During the first few weeks, it might be tempting to try and catch up on a show you like or play around on your phone when your little McNugget finally goes to bed. Seriously, don’t. Babies do not care about things like time or your schedule. You can’t really predict when they’ll fall asleep or for how long. Whenever they sleep, you sleep.
If you find yourself worrying about chores, one thing you can do to ease the dish-washing burden is to stock up on enough paper plates and cups to get you through the first couple of weeks. Sure, it’s not good for the environment, but if Mother Nature is any kind of mother at all, she’ll understand. Just think of it as your baby’s month-long birthday party.
#5: The first six weeks are the worst
If this is your first go-around, the first few weeks are going to be rough. You’re going to be exhausted and scared pretty much all the time. However, somewhere around the six week point, everything just starts getting easier. It’s a combination of your baby getting used to being a baby, and you getting used to caring for them. By then, you’ll have gotten to know your baby’s quirks and things just start becoming routine. Whenever things start feeling rough just remind yourself, the worst is almost over. Pretty soon you’ll feel more like you have a child in your life rather than just something in your house you have to keep from ‘getting dead.’
#6: Don’t shake your baby
Seriously, you’re probably going to want to. Just don’t do it.
Finally, take all advice with a grain of salt
Everywhere you go, people—friends, family, some guy at the school newspaper— are going to bombard you with their own helpful tips and tricks for raising your child. Invariably, someone is going to say to you “Well, when our kids were little we used to do X and they all turned out fine.” This gets really annoying really quickly. Look grandma, I know you’re trying to help but just because your kids survived lead paint and lawn darts doesn’t mean that the myriad of medical advances that have occurred over the last 30 or 40 years are all simply hogwash and poppycock.
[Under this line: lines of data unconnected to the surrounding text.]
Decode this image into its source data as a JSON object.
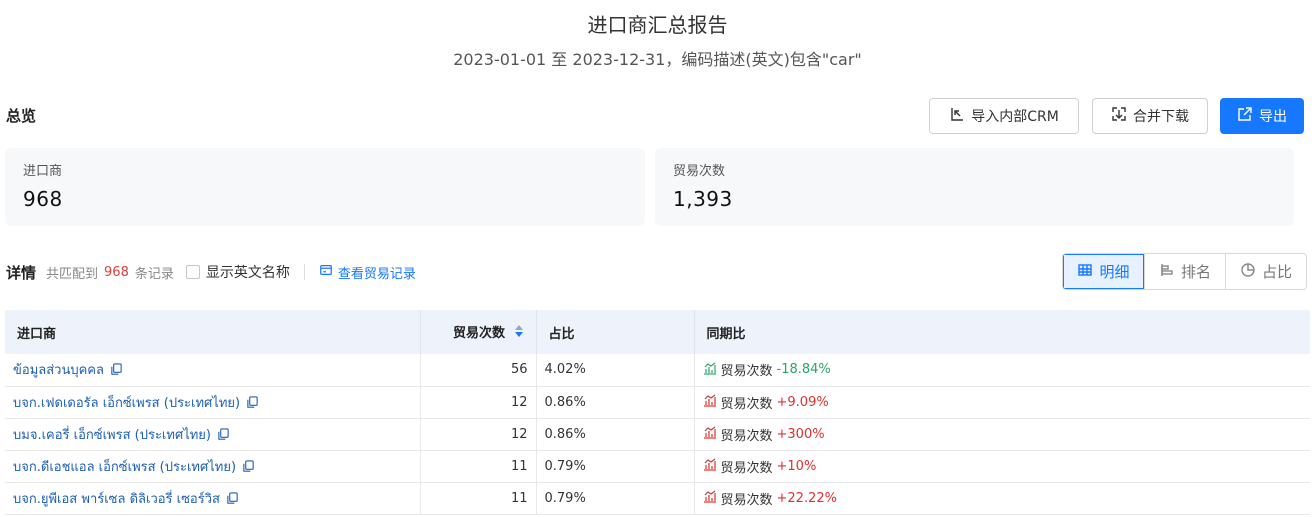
{
  "report": {
    "title": "进口商汇总报告",
    "subtitle": "2023-01-01 至 2023-12-31，编码描述(英文)包含\"car\""
  },
  "overview": {
    "label": "总览",
    "buttons": {
      "import_crm": "导入内部CRM",
      "merge_download": "合并下载",
      "export": "导出"
    },
    "cards": [
      {
        "label": "进口商",
        "value": "968"
      },
      {
        "label": "贸易次数",
        "value": "1,393"
      }
    ]
  },
  "details": {
    "title": "详情",
    "match_prefix": "共匹配到",
    "match_count": "968",
    "match_suffix": "条记录",
    "show_english_label": "显示英文名称",
    "show_english_checked": false,
    "view_records_label": "查看贸易记录",
    "view_toggle": [
      {
        "label": "明细",
        "icon": "table-icon",
        "active": true
      },
      {
        "label": "排名",
        "icon": "ranking-icon",
        "active": false
      },
      {
        "label": "占比",
        "icon": "pie-icon",
        "active": false
      }
    ]
  },
  "table": {
    "columns": {
      "importer": "进口商",
      "trade_count": "贸易次数",
      "share": "占比",
      "yoy": "同期比"
    },
    "rows": [
      {
        "importer": "ข้อมูลส่วนบุคคล",
        "trade_count": "56",
        "share": "4.02%",
        "yoy_label": "贸易次数",
        "yoy_value": "-18.84%",
        "trend": "down"
      },
      {
        "importer": "บจก.เฟดเดอรัล เอ็กซ์เพรส (ประเทศไทย)",
        "trade_count": "12",
        "share": "0.86%",
        "yoy_label": "贸易次数",
        "yoy_value": "+9.09%",
        "trend": "up"
      },
      {
        "importer": "บมจ.เคอรี่ เอ็กซ์เพรส (ประเทศไทย)",
        "trade_count": "12",
        "share": "0.86%",
        "yoy_label": "贸易次数",
        "yoy_value": "+300%",
        "trend": "up"
      },
      {
        "importer": "บจก.ดีเอชแอล เอ็กซ์เพรส (ประเทศไทย)",
        "trade_count": "11",
        "share": "0.79%",
        "yoy_label": "贸易次数",
        "yoy_value": "+10%",
        "trend": "up"
      },
      {
        "importer": "บจก.ยูพีเอส พาร์เซล ดิลิเวอรี่ เซอร์วิส",
        "trade_count": "11",
        "share": "0.79%",
        "yoy_label": "贸易次数",
        "yoy_value": "+22.22%",
        "trend": "up"
      }
    ]
  },
  "colors": {
    "accent": "#1677ff",
    "up": "#e0302c",
    "down": "#27a862",
    "highlight_count": "#e0403a"
  }
}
You guys just got lucky. Ultimately, the only advice a new parent should follow strictly will come from your doctors and pediatricians.
Being a new parent isn’t easy, especially if you weren’t planning on becoming one in the first place. Just keep reminding yourself that the beginning is always the toughest part but it will eventually get easier. If you find yourself feeling concerned or nervous right now, it just means you’re already on your way to being a great parent. It definitely won’t always be easy, but in the end it’s worth it.
So take some deep breaths, hug and kiss your spouse or partner and start picking out baby names, because you’re about to start the single greatest chapter of your entire life.
Feature image by Nina Grenga.